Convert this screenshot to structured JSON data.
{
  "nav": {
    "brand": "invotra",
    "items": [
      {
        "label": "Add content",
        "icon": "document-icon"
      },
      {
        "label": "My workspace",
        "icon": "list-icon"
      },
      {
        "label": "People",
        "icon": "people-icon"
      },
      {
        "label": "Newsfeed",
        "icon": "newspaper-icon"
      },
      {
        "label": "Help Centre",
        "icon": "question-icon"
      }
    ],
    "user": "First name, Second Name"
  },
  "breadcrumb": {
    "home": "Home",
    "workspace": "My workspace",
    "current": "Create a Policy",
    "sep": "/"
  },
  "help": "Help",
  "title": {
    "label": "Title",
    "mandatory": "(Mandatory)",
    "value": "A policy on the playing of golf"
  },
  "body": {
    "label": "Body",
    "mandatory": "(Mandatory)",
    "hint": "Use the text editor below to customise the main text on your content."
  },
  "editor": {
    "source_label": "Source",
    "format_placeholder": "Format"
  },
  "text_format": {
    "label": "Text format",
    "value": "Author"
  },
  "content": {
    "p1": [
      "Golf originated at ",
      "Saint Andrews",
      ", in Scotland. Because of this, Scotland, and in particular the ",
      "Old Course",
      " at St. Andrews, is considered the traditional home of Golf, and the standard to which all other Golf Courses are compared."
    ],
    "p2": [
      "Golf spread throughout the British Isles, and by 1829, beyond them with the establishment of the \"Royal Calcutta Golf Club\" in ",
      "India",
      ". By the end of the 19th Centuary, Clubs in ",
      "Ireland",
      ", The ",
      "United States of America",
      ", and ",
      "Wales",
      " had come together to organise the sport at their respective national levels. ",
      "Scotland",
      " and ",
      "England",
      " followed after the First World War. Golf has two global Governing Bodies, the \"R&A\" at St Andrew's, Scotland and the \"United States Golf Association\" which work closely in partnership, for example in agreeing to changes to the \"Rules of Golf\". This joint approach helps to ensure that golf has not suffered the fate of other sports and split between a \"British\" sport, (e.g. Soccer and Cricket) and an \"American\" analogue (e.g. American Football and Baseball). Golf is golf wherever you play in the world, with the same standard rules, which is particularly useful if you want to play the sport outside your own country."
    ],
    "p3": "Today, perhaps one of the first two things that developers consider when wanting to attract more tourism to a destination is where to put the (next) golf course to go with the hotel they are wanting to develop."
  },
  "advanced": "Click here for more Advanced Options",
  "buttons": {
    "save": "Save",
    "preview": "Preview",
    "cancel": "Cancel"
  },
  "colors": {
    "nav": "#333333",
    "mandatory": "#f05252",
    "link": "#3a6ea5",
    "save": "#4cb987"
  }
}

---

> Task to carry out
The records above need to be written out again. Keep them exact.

> Written solution
Convert this screenshot to structured JSON data.
{
  "nav": {
    "brand": "invotra",
    "items": [
      {
        "label": "Add content",
        "icon": "document-icon"
      },
      {
        "label": "My workspace",
        "icon": "list-icon"
      },
      {
        "label": "People",
        "icon": "people-icon"
      },
      {
        "label": "Newsfeed",
        "icon": "newspaper-icon"
      },
      {
        "label": "Help Centre",
        "icon": "question-icon"
      }
    ],
    "user": "First name, Second Name"
  },
  "breadcrumb": {
    "home": "Home",
    "workspace": "My workspace",
    "current": "Create a Policy",
    "sep": "/"
  },
  "help": "Help",
  "title": {
    "label": "Title",
    "mandatory": "(Mandatory)",
    "value": "A policy on the playing of golf"
  },
  "body": {
    "label": "Body",
    "mandatory": "(Mandatory)",
    "hint": "Use the text editor below to customise the main text on your content."
  },
  "editor": {
    "source_label": "Source",
    "format_placeholder": "Format"
  },
  "text_format": {
    "label": "Text format",
    "value": "Author"
  },
  "content": {
    "p1": [
      "Golf originated at ",
      "Saint Andrews",
      ", in Scotland. Because of this, Scotland, and in particular the ",
      "Old Course",
      " at St. Andrews, is considered the traditional home of Golf, and the standard to which all other Golf Courses are compared."
    ],
    "p2": [
      "Golf spread throughout the British Isles, and by 1829, beyond them with the establishment of the \"Royal Calcutta Golf Club\" in ",
      "India",
      ". By the end of the 19th Centuary, Clubs in ",
      "Ireland",
      ", The ",
      "United States of America",
      ", and ",
      "Wales",
      " had come together to organise the sport at their respective national levels. ",
      "Scotland",
      " and ",
      "England",
      " followed after the First World War. Golf has two global Governing Bodies, the \"R&A\" at St Andrew's, Scotland and the \"United States Golf Association\" which work closely in partnership, for example in agreeing to changes to the \"Rules of Golf\". This joint approach helps to ensure that golf has not suffered the fate of other sports and split between a \"British\" sport, (e.g. Soccer and Cricket) and an \"American\" analogue (e.g. American Football and Baseball). Golf is golf wherever you play in the world, with the same standard rules, which is particularly useful if you want to play the sport outside your own country."
    ],
    "p3": "Today, perhaps one of the first two things that developers consider when wanting to attract more tourism to a destination is where to put the (next) golf course to go with the hotel they are wanting to develop."
  },
  "advanced": "Click here for more Advanced Options",
  "buttons": {
    "save": "Save",
    "preview": "Preview",
    "cancel": "Cancel"
  },
  "colors": {
    "nav": "#333333",
    "mandatory": "#f05252",
    "link": "#3a6ea5",
    "save": "#4cb987"
  }
}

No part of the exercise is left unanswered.